Non-medical vehicles might be needed for transports
Expanding upon the point, Halsted explains that most cases therefore involve one of their ground ambulances, or a non-medical vehicle, transferring a patient to the nearest suitable airstrip, whereafter the fixed-wing aircraft transfers the patient to the designated medical facility, often located in South Africa. In some cases, where the patient cannot be accessed suitably by ground ambulance or other ground transport, the company deploys its helicopter service to retrieve the patient to the nearest suitable medical facility or airstrip, where they can then be transferred by fixed wing to a suitable medical facility cross-border in South Africa. Halsted said: “We have had instances where we had to negotiate border controls to be opened specifically out of hours for emergency purposes, which cannot be done effectively without ensuring open and continual relationships are maintained with the necessary officials and regulatory bodies.” He particularly remembered one such case: “We had a case of a patient from a neighbouring country, Zambia, who was coming from their capital city Lusaka and we were requested to take over the transfer at the Zambia/Zimbabwe Chirundu border post and fly them on to Bulawayo, a city in Zimbabwe’s southern region. Our medical flight team was activated and arrived at the prescribed time at Chirundu. “However, the patient and handover medical team was nowhere in sight. There was significant time pressure because the airstrip at Chirundu is a dirt strip with no lighting and in a remote location with dangerous wildlife roaming free. The call would have to be abandoned at sundown, which was approaching in a short while. Eventually, the patient arrived, not in an ambulance but on a regular bus service (with no accompanying medics), which had been delayed. The patient was eventually loaded just in time for our team to take off before sunset, with much relief from our team!”

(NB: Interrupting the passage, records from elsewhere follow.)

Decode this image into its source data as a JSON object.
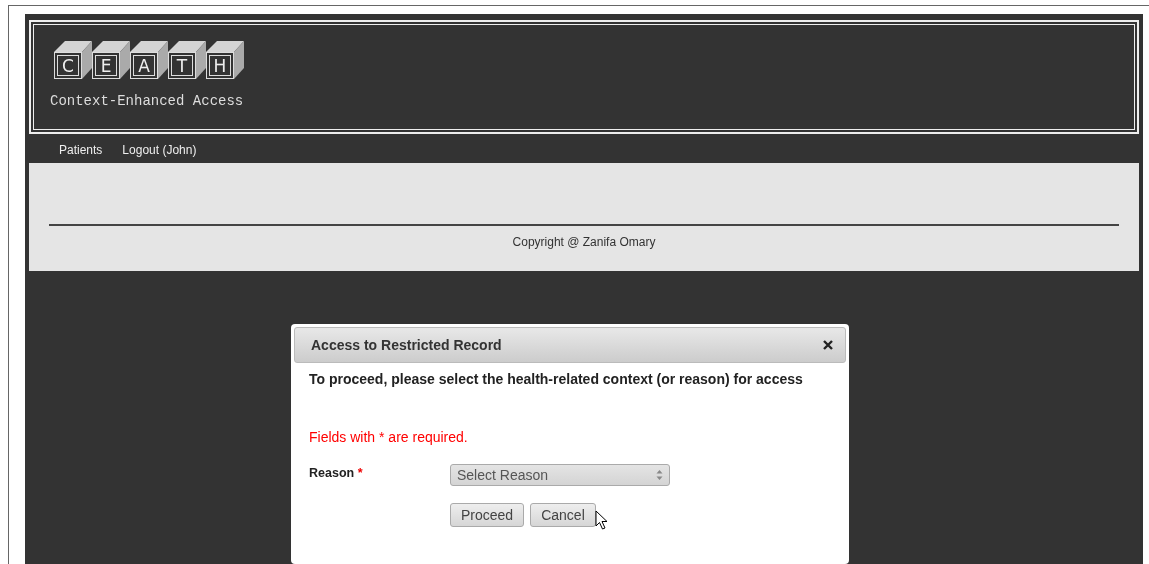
{
  "header": {
    "logo_letters": [
      "C",
      "E",
      "A",
      "T",
      "H"
    ],
    "subtitle": "Context-Enhanced Access"
  },
  "nav": [
    {
      "label": "Patients"
    },
    {
      "label": "Logout (John)"
    }
  ],
  "footer": {
    "copyright": "Copyright @ Zanifa Omary"
  },
  "dialog": {
    "title": "Access to Restricted Record",
    "intro": "To proceed, please select the health-related context (or reason) for access",
    "required_note": "Fields with * are required.",
    "field_label": "Reason",
    "required_mark": "*",
    "select": {
      "value": "Select Reason"
    },
    "buttons": [
      {
        "label": "Proceed"
      },
      {
        "label": "Cancel"
      }
    ]
  }
}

While using different types of transport can be complicated to plan for, especially during Covid, it is still necessary in cases where the patient’s health demands it, or when there are infrastructure problems that need to be overcome.